§ SUPPLIED DATA:
::::::::::

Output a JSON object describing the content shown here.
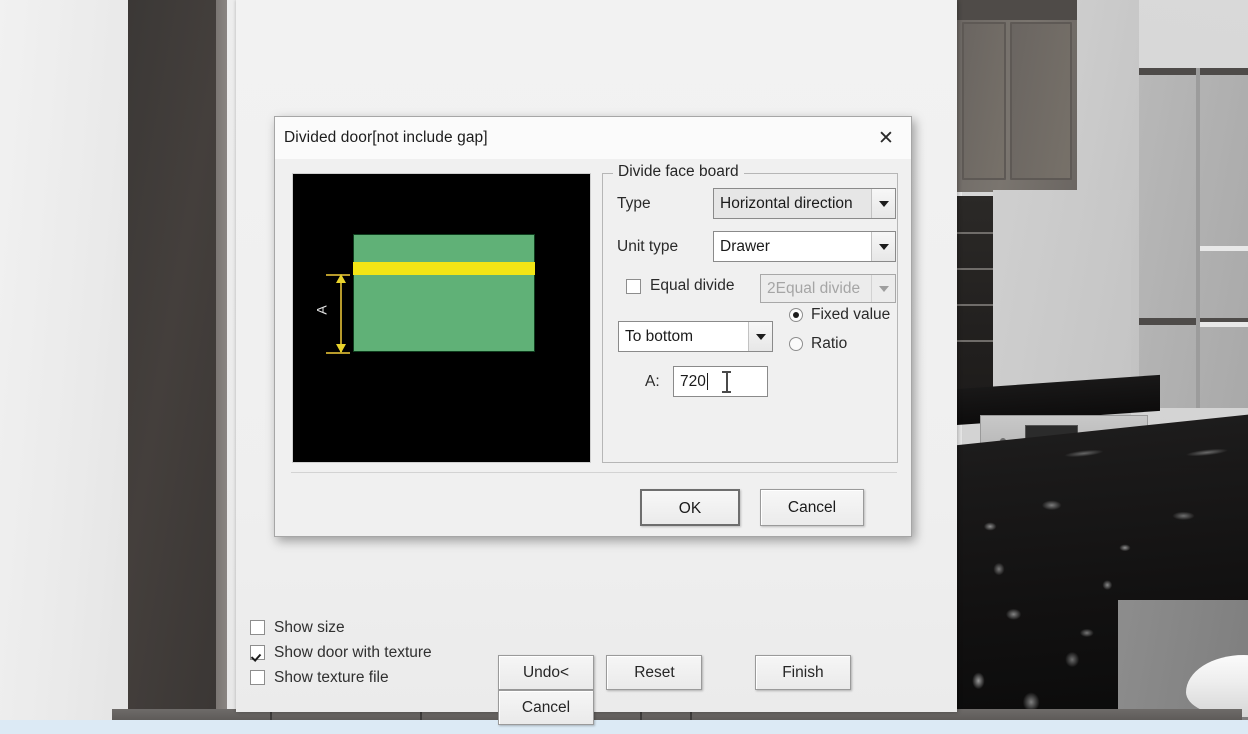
{
  "dialog": {
    "title": "Divided door[not include gap]",
    "close_icon": "close-icon",
    "group_legend": "Divide face board",
    "fields": {
      "type_label": "Type",
      "type_value": "Horizontal direction",
      "unit_type_label": "Unit type",
      "unit_type_value": "Drawer",
      "equal_divide_label": "Equal divide",
      "equal_divide_checked": false,
      "equal_divide_count_value": "2Equal divide",
      "equal_divide_count_enabled": false,
      "reference_value": "To bottom",
      "mode_fixed_label": "Fixed value",
      "mode_ratio_label": "Ratio",
      "mode_selected": "Fixed value",
      "dimension_label": "A:",
      "dimension_value": "720"
    },
    "preview": {
      "dimension_letter": "A",
      "board_color": "#60b177",
      "divider_color": "#f2e515",
      "dimension_color": "#e9d32b",
      "background_color": "#000000"
    },
    "ok_label": "OK",
    "cancel_label": "Cancel"
  },
  "panel": {
    "options": [
      {
        "label": "Show size",
        "checked": false
      },
      {
        "label": "Show door with texture",
        "checked": true
      },
      {
        "label": "Show texture file",
        "checked": false
      }
    ],
    "buttons": {
      "undo": "Undo<",
      "reset": "Reset",
      "finish": "Finish",
      "cancel": "Cancel"
    }
  }
}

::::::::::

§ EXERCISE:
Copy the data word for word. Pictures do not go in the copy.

§ OUTPUT FOR THIS TASK:
Output a JSON object describing the content shown here.
{
  "dialog": {
    "title": "Divided door[not include gap]",
    "close_icon": "close-icon",
    "group_legend": "Divide face board",
    "fields": {
      "type_label": "Type",
      "type_value": "Horizontal direction",
      "unit_type_label": "Unit type",
      "unit_type_value": "Drawer",
      "equal_divide_label": "Equal divide",
      "equal_divide_checked": false,
      "equal_divide_count_value": "2Equal divide",
      "equal_divide_count_enabled": false,
      "reference_value": "To bottom",
      "mode_fixed_label": "Fixed value",
      "mode_ratio_label": "Ratio",
      "mode_selected": "Fixed value",
      "dimension_label": "A:",
      "dimension_value": "720"
    },
    "preview": {
      "dimension_letter": "A",
      "board_color": "#60b177",
      "divider_color": "#f2e515",
      "dimension_color": "#e9d32b",
      "background_color": "#000000"
    },
    "ok_label": "OK",
    "cancel_label": "Cancel"
  },
  "panel": {
    "options": [
      {
        "label": "Show size",
        "checked": false
      },
      {
        "label": "Show door with texture",
        "checked": true
      },
      {
        "label": "Show texture file",
        "checked": false
      }
    ],
    "buttons": {
      "undo": "Undo<",
      "reset": "Reset",
      "finish": "Finish",
      "cancel": "Cancel"
    }
  }
}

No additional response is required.